■ **Page and application data records**:
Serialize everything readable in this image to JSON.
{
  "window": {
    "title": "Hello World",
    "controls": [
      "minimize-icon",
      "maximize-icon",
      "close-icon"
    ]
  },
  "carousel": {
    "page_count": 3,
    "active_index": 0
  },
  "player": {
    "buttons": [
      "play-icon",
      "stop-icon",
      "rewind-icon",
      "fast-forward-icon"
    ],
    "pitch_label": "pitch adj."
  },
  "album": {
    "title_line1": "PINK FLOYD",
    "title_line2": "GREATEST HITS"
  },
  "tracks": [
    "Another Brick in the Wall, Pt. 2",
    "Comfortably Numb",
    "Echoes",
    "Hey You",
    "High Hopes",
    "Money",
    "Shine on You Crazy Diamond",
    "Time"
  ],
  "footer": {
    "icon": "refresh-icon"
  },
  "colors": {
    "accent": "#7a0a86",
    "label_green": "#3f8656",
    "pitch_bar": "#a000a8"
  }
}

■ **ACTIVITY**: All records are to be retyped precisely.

■ **RESULT**:
Serialize everything readable in this image to JSON.
{
  "window": {
    "title": "Hello World",
    "controls": [
      "minimize-icon",
      "maximize-icon",
      "close-icon"
    ]
  },
  "carousel": {
    "page_count": 3,
    "active_index": 0
  },
  "player": {
    "buttons": [
      "play-icon",
      "stop-icon",
      "rewind-icon",
      "fast-forward-icon"
    ],
    "pitch_label": "pitch adj."
  },
  "album": {
    "title_line1": "PINK FLOYD",
    "title_line2": "GREATEST HITS"
  },
  "tracks": [
    "Another Brick in the Wall, Pt. 2",
    "Comfortably Numb",
    "Echoes",
    "Hey You",
    "High Hopes",
    "Money",
    "Shine on You Crazy Diamond",
    "Time"
  ],
  "footer": {
    "icon": "refresh-icon"
  },
  "colors": {
    "accent": "#7a0a86",
    "label_green": "#3f8656",
    "pitch_bar": "#a000a8"
  }
}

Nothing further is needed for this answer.